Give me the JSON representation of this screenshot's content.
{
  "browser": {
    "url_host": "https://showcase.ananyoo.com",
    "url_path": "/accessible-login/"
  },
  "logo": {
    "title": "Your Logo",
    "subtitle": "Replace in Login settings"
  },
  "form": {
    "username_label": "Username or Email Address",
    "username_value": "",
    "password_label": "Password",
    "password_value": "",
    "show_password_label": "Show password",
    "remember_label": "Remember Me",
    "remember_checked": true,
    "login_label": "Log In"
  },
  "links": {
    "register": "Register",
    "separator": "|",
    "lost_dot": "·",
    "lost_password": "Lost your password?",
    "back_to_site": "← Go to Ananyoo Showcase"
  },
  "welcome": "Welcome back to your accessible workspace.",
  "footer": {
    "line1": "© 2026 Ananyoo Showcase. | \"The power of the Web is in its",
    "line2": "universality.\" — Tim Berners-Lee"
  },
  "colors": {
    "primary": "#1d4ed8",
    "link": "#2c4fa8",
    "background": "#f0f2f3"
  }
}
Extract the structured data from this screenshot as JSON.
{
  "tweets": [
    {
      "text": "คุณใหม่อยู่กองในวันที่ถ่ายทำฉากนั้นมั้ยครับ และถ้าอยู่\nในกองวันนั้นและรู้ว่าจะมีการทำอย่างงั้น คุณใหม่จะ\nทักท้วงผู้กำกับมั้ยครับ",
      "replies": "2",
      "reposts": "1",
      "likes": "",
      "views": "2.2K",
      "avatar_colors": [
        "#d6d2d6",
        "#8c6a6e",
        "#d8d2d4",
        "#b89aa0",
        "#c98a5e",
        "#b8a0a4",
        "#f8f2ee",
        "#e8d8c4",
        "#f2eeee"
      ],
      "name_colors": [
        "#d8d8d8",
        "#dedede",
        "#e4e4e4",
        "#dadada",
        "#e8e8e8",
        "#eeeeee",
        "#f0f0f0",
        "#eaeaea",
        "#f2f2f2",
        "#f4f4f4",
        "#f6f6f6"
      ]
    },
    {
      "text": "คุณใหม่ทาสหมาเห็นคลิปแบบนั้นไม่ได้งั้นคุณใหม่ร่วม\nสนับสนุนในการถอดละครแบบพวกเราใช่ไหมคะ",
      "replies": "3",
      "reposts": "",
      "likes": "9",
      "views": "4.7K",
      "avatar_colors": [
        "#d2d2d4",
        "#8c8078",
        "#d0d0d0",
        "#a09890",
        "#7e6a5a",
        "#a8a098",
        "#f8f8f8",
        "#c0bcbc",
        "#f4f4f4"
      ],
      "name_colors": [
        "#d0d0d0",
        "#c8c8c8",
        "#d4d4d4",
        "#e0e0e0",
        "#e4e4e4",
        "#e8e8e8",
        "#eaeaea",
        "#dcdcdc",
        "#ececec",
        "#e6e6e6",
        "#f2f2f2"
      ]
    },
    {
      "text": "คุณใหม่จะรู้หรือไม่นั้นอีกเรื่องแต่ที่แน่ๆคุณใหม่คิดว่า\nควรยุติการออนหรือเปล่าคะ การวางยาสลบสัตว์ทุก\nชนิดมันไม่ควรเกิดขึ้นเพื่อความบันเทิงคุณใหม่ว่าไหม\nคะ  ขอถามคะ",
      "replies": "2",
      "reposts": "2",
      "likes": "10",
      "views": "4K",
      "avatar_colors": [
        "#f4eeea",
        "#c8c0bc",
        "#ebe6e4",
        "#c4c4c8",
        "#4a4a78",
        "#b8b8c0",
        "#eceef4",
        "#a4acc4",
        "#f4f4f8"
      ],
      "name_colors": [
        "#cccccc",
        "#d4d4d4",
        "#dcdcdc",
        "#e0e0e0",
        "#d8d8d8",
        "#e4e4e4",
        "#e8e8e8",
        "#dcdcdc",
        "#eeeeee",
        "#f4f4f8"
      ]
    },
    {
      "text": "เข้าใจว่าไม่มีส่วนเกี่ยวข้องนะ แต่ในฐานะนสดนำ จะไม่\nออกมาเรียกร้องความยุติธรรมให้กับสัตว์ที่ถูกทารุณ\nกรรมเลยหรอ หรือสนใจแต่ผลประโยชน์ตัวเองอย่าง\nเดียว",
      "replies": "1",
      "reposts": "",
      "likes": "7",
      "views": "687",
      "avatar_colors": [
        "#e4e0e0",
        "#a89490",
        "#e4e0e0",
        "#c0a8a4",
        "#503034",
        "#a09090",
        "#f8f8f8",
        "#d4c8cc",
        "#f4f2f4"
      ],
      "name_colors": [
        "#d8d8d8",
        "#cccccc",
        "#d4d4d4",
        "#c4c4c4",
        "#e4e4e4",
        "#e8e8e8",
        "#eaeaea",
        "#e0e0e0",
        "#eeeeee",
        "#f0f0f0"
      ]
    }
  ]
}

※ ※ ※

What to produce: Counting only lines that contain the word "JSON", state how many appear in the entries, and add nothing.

Answer box: 2